Tag Archives: Scalable Memory Buffer

Details on Intel’s Nehalem EX (Xeon 7500 and Xeon 6500)

Intel is scheduled to “officially” announce today the details of their Nehalem EX CPU platform, although the details have been out for quite a while, however I wanted to highlight some key points.

Intel Xeon 7500 Chipset
This chipset will be the flagship replacement for the existing Xeon 7400 architecture.  Enhancements include:
•Nehalem uarchitecture
•8-cores per CPU 
•24MB Shared L3 Cache
• 4 Memory Buffers per CPU
•16 DIMM slots per CPU for a total of 64 DIMM slots supporting up to 1 terabyte of memory (across 4 CPUs)
•72 PCIe Gen2 lanes
•Scaling from 2-256 sockets  
•Intel Virtualization Technologies

Intel Xeon 6500 Chipset
Perhaps the coolest addition to the Nehalem EX announcement by Intel is the ability for certain vendors to cut the architecture in half, and use the same quality of horsepower across 2 CPUs.  The Xeon 6500 chipset will offer 2 CPUs, each with the same qualities of it’s bigger brother, the Xeon 7500 chipset.  See below for details on both of the offerings.

Additional Features
Since the Xeon 6500/7500 chipsets are modeled off the familiar Nehalem uarchitecture, there are certain well-known features that are available.  Both Turbo Boost and HyperThreading have been added to the and will provide users for the ability to have better performance in their high-end servers (shown left to right below.)


Probably the biggest winner of the features that Intel’s bringing with the Nehalem EX announcement is the ability to have more memory and bigger memory pipes.  Each CPU will have 4 x high speed “Scalable Memory Interconnects” (SMI’s) that will be the highways for the memory to communicate with the CPUs.  As with the existing Nehalem architecture, each CPU has a dedicated memory controller that provides access to the memory.  In the case of the Nehalem EX design, each CPU has 4 pathways that each have a Scalable Memory Buffer, or SMB, that provide access to 4 memory DIMMs.  So, in total, each CPU will have access to 16 DIMMs across 4 pathways.  Based on the simple math, a server with 4 CPUs will be able to have up to 64 memory DIMMs.  Some other key facts:
• it will support up to 16GB DDR3 DIMMs
•it will support up to 1TB with 16GB DIMMS
will support DDR3 DIMMs up to 1066MHz, in Registered, Single-Rank, Dual-Rank and Quad-Rank flavors.

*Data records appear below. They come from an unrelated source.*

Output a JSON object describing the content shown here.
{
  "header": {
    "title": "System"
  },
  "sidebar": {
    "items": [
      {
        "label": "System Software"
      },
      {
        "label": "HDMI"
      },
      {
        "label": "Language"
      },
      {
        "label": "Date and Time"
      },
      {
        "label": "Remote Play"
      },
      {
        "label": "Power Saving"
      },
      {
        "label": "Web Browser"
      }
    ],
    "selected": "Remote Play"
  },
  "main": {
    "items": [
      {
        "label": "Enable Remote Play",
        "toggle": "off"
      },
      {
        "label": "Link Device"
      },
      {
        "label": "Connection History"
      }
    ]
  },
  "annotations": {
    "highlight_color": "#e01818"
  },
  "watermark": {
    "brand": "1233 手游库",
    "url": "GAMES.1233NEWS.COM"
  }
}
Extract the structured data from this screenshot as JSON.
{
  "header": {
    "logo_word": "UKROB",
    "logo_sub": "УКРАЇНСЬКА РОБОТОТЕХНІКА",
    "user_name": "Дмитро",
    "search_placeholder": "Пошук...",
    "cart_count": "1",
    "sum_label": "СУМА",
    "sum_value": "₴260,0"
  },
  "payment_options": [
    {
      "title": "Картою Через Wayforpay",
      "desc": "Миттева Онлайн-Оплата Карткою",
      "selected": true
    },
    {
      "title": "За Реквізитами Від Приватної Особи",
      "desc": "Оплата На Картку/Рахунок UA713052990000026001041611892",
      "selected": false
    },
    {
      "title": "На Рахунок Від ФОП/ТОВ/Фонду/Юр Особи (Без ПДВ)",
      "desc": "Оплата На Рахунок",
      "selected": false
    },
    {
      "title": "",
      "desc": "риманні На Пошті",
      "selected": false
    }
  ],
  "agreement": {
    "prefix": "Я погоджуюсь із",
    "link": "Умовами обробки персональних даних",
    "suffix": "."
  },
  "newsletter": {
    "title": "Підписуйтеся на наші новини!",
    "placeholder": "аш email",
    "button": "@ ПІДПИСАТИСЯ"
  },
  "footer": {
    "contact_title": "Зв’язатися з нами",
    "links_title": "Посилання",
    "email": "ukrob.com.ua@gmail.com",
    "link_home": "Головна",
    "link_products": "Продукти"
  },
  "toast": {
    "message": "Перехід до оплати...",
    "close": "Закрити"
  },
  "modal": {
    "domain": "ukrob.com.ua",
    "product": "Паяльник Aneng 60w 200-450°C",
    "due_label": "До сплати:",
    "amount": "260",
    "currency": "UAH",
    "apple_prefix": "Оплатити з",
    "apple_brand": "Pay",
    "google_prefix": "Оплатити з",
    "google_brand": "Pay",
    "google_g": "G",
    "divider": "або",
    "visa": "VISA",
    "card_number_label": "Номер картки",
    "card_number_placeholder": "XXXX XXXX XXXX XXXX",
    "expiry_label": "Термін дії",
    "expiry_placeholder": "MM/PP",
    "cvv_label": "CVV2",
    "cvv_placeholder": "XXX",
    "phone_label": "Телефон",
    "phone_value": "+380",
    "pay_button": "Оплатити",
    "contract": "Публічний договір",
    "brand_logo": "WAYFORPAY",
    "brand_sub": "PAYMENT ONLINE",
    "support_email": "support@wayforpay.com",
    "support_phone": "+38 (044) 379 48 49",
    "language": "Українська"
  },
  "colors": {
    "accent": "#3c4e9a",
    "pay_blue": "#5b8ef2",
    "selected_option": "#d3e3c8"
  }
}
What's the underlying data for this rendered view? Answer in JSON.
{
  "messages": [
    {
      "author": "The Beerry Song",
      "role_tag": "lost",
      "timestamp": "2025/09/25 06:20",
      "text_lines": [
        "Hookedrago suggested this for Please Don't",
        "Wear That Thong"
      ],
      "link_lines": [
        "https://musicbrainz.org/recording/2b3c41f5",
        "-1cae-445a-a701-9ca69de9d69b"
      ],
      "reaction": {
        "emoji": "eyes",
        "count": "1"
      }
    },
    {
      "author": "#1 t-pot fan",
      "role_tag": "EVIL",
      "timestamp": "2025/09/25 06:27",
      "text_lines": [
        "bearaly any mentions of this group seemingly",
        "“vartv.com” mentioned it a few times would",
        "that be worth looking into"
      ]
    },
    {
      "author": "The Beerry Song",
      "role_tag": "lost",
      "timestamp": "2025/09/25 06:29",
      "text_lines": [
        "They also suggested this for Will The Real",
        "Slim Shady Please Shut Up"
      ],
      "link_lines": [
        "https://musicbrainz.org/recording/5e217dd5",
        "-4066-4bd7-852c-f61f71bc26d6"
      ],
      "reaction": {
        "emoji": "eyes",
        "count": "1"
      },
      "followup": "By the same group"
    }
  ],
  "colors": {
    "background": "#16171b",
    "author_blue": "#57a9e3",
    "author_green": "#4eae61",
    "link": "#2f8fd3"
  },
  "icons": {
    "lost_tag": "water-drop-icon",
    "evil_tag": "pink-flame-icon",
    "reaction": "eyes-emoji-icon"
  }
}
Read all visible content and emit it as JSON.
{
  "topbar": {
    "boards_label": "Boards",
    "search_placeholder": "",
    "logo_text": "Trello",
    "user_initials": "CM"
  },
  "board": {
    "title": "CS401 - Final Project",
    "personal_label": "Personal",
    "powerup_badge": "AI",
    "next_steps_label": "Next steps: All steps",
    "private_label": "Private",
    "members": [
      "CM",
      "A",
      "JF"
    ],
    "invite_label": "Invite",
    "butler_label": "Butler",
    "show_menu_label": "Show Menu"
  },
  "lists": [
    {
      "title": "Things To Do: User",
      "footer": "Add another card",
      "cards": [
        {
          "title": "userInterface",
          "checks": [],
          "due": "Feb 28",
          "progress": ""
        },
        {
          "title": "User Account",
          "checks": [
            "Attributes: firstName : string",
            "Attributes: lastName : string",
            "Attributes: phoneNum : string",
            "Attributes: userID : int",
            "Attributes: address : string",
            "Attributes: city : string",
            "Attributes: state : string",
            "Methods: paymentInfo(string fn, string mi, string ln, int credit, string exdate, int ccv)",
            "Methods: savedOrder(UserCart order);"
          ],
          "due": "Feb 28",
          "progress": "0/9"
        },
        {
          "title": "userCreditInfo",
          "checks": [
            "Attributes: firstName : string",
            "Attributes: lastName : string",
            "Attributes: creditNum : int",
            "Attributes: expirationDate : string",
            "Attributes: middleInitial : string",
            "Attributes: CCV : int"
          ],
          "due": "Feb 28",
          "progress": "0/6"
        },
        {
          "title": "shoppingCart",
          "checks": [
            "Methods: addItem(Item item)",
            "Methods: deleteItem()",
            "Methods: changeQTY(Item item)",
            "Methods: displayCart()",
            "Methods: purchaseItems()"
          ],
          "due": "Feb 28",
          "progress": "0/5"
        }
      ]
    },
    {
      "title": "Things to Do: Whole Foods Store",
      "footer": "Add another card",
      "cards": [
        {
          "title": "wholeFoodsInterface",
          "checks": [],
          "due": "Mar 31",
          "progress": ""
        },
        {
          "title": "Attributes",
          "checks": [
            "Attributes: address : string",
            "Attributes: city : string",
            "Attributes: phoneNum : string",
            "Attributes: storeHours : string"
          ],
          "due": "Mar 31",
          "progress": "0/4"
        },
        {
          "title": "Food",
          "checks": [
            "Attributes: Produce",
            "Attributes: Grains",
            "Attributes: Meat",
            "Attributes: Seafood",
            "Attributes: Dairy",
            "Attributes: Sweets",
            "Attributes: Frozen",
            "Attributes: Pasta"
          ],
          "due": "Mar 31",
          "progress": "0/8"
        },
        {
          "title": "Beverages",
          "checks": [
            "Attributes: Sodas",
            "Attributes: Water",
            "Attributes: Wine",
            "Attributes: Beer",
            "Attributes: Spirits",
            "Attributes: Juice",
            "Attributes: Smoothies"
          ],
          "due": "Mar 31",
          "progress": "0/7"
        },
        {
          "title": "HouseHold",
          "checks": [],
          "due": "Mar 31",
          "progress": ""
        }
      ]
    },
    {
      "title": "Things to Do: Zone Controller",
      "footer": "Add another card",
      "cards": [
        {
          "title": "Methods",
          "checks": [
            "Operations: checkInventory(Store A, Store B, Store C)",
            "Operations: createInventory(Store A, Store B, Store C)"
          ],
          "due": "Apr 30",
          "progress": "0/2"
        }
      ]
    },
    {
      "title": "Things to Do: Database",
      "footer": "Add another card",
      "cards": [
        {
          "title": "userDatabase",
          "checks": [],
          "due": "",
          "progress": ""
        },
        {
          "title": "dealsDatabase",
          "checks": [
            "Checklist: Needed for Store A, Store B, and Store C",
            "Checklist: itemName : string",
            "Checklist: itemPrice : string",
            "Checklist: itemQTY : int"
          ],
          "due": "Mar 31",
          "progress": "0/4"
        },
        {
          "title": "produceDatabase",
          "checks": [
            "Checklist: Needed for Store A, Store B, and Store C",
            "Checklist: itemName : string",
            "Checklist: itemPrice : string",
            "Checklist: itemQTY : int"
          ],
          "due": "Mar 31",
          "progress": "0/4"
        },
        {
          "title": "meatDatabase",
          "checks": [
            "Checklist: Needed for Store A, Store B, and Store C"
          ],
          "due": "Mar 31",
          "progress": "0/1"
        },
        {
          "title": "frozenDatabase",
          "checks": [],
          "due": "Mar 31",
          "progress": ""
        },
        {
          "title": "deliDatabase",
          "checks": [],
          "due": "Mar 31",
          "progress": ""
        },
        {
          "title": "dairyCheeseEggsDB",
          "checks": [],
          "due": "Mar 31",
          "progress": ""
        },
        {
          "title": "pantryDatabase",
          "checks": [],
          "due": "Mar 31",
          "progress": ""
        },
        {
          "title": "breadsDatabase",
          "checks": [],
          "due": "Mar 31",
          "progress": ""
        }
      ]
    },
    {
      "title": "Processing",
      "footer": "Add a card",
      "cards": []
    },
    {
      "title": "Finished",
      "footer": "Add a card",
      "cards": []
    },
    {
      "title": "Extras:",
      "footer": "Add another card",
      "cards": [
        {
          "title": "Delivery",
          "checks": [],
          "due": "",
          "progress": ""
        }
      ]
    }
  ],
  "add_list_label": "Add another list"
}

Another important note is the actual system memory speed will depend on specific processor capabilities (see reference table below for max SMI link speeds per CPU):
•6.4GT/s SMI link speed capable of running memory speeds up to 1066Mhz
•5.86GT/s SMI link speed capable of running memory speeds up to 978Mhz
•4.8GT/s SMI link speed capable of running memory speeds up to 800Mhz

Here’s a great chart to reference on the features across the individual CPU offerings, from Intel:

Finally, take a look at some comparisons between the Nehalem EX (Xeon 7500) and the previous generation, Xeon 7400:

That’s it for now.  Check back later for more specific details on Dell, HP, IBM and Cisco’s new Nehalem EX blade servers.